How to talk to kids about sexual abuse, and how you can help prevent it
One of my clients came into my office one day for a last-minute appointment and he sounded anxious. I had been working with him as his psychotherapist for several months and we had just started to delve into some deeper issues as our therapeutic bond became stronger. It was in that session, for the first time in his life, at age 29, that he told me about multiple acts of sexual abuse that he endured when he was 4 years old, by someone he knew very well.
Therapists come to care about their clients, and the thought of him experiencing that, and keeping it silent for so long, upset me. This story particularly struck me because my son had just turned 4. The day before my client disclosed this abuse, I had been sitting outside at my son’s school with some of the other parents, watching the kids play with a joyful, carefree innocence. As my client told me his story, it was all too easy to picture exactly where he was when this happened to him.

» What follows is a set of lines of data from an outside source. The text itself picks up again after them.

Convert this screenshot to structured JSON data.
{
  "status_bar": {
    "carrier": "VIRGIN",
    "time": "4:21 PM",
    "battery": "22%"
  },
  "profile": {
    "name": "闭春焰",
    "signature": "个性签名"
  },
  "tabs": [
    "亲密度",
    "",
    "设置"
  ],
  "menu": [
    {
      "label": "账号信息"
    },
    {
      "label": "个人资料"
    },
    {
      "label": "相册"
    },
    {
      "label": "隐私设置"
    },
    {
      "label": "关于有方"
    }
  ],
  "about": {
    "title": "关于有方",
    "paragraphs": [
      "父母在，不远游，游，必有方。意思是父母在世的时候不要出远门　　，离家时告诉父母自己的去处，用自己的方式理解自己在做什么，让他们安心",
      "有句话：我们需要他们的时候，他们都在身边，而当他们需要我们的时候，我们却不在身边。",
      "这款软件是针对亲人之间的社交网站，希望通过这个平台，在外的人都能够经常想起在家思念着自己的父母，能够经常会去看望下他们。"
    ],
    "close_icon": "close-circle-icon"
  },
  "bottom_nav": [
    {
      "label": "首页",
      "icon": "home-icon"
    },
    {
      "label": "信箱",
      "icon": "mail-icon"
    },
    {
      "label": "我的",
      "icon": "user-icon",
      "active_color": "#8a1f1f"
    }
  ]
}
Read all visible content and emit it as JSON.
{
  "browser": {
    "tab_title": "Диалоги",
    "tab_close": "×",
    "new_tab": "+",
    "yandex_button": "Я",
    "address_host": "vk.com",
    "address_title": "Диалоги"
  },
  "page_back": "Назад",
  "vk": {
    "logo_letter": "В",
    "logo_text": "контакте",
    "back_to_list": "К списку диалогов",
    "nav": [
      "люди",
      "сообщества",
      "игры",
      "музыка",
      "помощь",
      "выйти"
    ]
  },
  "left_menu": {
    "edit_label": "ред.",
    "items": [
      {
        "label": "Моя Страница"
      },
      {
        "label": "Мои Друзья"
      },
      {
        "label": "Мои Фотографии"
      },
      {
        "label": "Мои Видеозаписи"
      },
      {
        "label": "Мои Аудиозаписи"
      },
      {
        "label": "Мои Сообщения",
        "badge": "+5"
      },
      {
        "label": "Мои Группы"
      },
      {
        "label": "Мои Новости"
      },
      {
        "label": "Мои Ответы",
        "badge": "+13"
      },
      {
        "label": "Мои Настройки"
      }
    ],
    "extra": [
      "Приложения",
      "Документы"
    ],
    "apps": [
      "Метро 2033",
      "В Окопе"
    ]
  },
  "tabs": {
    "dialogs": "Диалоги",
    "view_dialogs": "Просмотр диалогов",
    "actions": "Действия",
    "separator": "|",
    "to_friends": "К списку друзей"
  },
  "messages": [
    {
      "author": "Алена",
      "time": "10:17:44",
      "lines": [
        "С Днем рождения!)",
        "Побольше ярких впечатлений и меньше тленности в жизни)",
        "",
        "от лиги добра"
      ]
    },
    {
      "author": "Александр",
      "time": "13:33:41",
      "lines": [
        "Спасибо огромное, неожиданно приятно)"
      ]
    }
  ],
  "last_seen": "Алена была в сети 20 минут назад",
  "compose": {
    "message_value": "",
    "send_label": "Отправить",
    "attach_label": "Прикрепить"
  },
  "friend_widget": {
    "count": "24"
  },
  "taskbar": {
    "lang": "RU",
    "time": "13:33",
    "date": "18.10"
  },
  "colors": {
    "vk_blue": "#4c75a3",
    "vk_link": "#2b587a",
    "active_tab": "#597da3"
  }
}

He was not the first client to, as an adult in my office, disclose past sexual abuse for the first time. Adult women have confided in me about sexual abuse and rape in high school and college, and I’ve had clients who are dealing with post-traumatic stress disorder brought on by childhood sexual abuse. Although accurate child-abuse statistics are somewhat elusive because so much is not reported, RAINN, an anti-sexual violence organization, has said that one in nine girls and one in 53 boys under 18 will be the victim of sexual abuse by an adult. This is a topic that needs to be addressed and discussed with children in a frank and open way.
1 in 5 New York Kids Are Sexually Abused. Help Prevent That
The CDC reports that 1 in 5 children are sexually abused.
9 out of 10 of the perpetrators are never brought to justice and never appear on sex offender registries.
They are protected by New York State laws.
Sign this petition and change that. Protect NY Kids.